- Authors present some evidence for the latter: Specifically, an extremely simple model, ConvMixer, is proposed, that is similar in spirit to the ViT and the even-more-basic MLP-Mixer in that it operates directly on patches as input, separates the mixing of spatial and channel dimensions, and maintains equal size and resolution throughout the network.
- In contrast, however, the ConvMixer uses only standard convolutions to achieve the mixing steps.
- Results (Appendix)
ConvMixer, consists of a patch embedding layer followed by repeated applications of a simple fully-convolutional block.
1.1. Patch Embedding
- The spatial structure of the patch embeddings is maintained, as illustrated in the above figure.
Patch embeddings with patch size p and embedding dimension h can be implemented as convolution with cin input channels, h output channels, kernel size p, and stride p:
1.2. ConvMixer Block
The ConvMixer block itself consists of depthwise convolution (i.e., grouped convolution with groups equal to the number of channels, h) followed by pointwise (i.e., kernel size 1×1) convolution.
- ConvMixers work best with unusually large kernel sizes for the depthwise convolution. Each of the convolutions is followed by an activation and post-activation BatchNorm:
- After many applications of the ConvMixer block, we perform global pooling to get a feature vector of size h, which passed to a softmax classifier.
1.4. Model Variants
- An instantiation of ConvMixer depends on four parameters:
- The “width” or hidden dimension h (i.e., the dimension of the patch embeddings);
- The depth d, or the number of repetitions of the ConvMixer layer;
- The patch size p which controls the internal resolution of the model;
- The kernel size k of the depthwise convolutional layer.
ConvMixer-h/d: Different ConvMixers are defined using different hidden dimensions h and depths d.
A ConvMixer-1536/20 with 52M parameters can achieve 81.4% top-1 accuracy on ImageNet, and a ConvMixer-768/32 with 21M parameters 80.2%.
- Wider ConvMixers seem to converge in fewer epochs, but are memory- and compute-hungry.
- They also work best with large kernel sizes: ConvMixer-1536/20 lost ≈1% accuracy when reducing the kernel size from k=9 to k=3.
- ConvMixers with smaller patches are substantially better.
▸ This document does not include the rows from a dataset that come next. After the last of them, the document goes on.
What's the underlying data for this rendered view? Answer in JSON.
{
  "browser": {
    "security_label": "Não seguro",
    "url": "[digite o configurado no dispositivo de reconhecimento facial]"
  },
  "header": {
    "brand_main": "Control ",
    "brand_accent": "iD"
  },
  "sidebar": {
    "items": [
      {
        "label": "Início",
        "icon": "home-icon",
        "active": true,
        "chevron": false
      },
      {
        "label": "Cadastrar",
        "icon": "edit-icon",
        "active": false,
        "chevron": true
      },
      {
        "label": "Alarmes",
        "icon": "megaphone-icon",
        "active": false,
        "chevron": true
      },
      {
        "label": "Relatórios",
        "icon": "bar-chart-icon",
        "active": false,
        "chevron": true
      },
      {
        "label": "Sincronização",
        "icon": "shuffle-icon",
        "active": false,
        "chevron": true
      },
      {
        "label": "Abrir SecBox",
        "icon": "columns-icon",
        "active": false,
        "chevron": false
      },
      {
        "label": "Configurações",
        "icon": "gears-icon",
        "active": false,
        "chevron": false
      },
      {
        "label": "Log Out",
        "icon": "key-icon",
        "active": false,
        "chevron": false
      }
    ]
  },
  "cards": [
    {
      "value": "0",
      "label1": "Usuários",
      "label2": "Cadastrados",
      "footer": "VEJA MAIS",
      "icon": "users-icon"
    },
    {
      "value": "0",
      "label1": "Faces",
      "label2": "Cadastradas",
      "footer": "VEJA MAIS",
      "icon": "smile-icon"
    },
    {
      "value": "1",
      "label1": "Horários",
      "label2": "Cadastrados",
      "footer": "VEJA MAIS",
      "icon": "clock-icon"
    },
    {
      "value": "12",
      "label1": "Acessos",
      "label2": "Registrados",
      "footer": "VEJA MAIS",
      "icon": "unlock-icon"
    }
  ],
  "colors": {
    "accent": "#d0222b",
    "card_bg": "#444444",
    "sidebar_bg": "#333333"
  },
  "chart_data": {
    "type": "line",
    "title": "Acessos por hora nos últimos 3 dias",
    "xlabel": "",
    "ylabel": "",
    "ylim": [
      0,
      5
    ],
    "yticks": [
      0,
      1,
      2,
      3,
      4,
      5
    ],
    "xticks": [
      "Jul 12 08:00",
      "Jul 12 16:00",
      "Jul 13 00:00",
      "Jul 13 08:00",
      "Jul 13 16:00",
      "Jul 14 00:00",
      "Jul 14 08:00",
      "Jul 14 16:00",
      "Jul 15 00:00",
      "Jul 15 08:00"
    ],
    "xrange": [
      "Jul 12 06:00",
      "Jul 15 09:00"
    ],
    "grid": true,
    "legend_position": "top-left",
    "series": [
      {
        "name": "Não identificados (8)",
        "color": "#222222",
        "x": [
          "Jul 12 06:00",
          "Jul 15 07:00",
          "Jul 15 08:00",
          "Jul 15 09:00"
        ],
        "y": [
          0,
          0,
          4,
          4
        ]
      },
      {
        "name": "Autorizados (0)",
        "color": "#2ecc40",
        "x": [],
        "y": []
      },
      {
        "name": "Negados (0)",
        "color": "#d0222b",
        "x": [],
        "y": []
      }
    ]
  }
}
Authors believe larger patches may require deeper ConvMixers.
- With everything held equal except increasing the patch size from 7 to 14, ConvMixer-1536/20 achieves 78.9% top-1 accuracy but is around 4× faster.
- ReLU is used as GELU isn’t necessary.
ConvMixers achieve competitive accuracies for a given parameter budget:
ConvMixer-768/32 uses just a third of the parameters of ResNet-152, but is similarly accurate.
On smaller-scale CIFAR-10, ConvMixers achieve over 96% accuracy with as few as 0.7M parameters, demonstrating the data efficiency of the convolutional inductive bias.
2.3. Comments on Paper Length
- Authors also comments the paper length.
In an older version, authors even have a more direct comments. Please feel free to read as above.
3. Results (Appendix)
3.1. Detailed Comparisons on ImageNet
- Detailed Comparisons are shown in the paper appendix.
Although ConvMixer has lower parameter counts, its inference time is not fast, or throughput is not as high as expected. This is because of the depthwise convolution. (This fact is also well-known in some literatures.)
3.2. Ablation Studies on ImageNet
Table 3: Larger patch sizes result in lower accuracy, while smaller patches increase accuracy.
Table 4: Patches are a good choice of input representation, and may even improve the performance of existing models.
Table 5: 9×9 kernels strongly outperform 3×3 kernels.
Figure 4: There is rapid growth of inference time for kernel sizes 7 and 9 compared to 3 and 5. Yet, ConvMixers can handle variable input sizes with no modifications.
(There are also detailed results on CIFAR-10, and kernel visualizations. Please feel free to read the paper directly.)